Thursday, January 15, 2009

Old School Extreme

I enjoy comparing beer styles made by different breweries. It is interesting to see how individuals have chosen to interpret a particular style. This is never more enjoyable than comparing an English brewed beer with what an American brewer has decided to do with it. When you think about it, imperial stout is exactly what American brewers would love. It was extreme beer before beers became extreme. Standard strength IPAs were not enough for some American brewers and so imperial and double IPAs were concocted. Not so with Imperial stouts though. All they had to do was brew it as strong as they dared and more than likely it would be a perfect example of imperial stout because the uncompromising colour, flavour and alcohol content fits right in with the extreme brewing ethos.

Samuel Smith's Imperial Russian Stout is something of a tiddler in these stakes coming in at only 7.5%, but it doesn't disappoint on the flavour front with rich treacle on the nose that carries through into the mouth, supporting a pleasant fullness that is not overly viscous. It appears to be fairly well attenuated for a beer of its strength, not particularly bitter for a big stout and has the lovely velvet like roasted barley feel, but strangely I have experienced this to a greater degree in some stouts of normal strength. The carbonation is suitably low but still results in some satisfying foam cling to the glass at the end of it all.

Typically the American contender in tonight's events weighs in a little heavier at 10.8%. Stone Imperial Russian Stout is considerably more bitter, a great deal more viscous and amazingly, is impenetrable to light. Seriously. I held it up to the sixty watt bulb on my desk lamp and no light passed through. It's a black hole of a stout, sucking all light around it. It has little of the treacle flavour found in the English offering, instead giving up a small measure of the richer roast malt character that is typical of American dark beer. Coffee, liquorice and potent alcohol smack you on the nose, but it really comes to life after warming in the palm when a delightful spiciness develops. The Americans appear to have done it once again in the dark beer stakes. Someday a European dark beer will top them. I'd wager it'll come from Scandinavia.

2 comments:

Oblivious said...

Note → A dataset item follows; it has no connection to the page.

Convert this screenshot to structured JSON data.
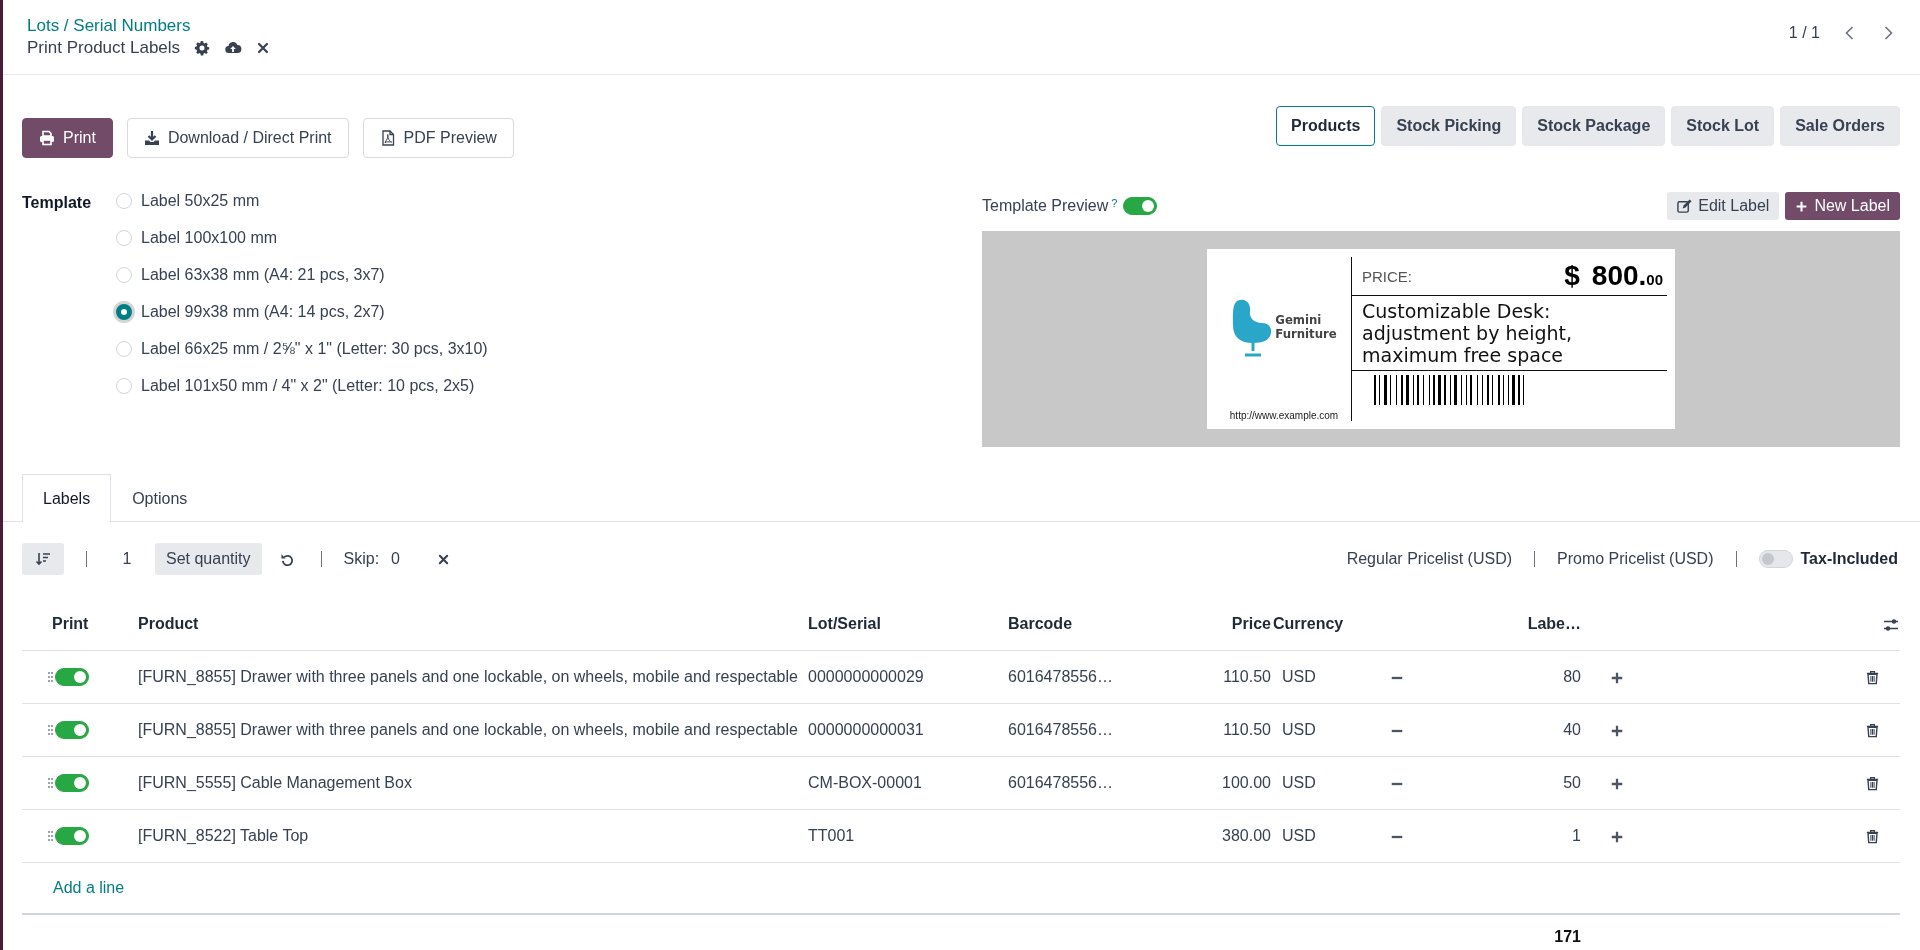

The Samuel Smith's is a great beer, probably edging towards session beer on the west cost now days!

Must order some Stone Imperial Russian Stout sound amazing!

impymalting said...

While I'm in the US I must try to find Stone's Imperial Stout-- it sounds super yummy! I wonder how it will hold up against Rasputin, my favourite in the style.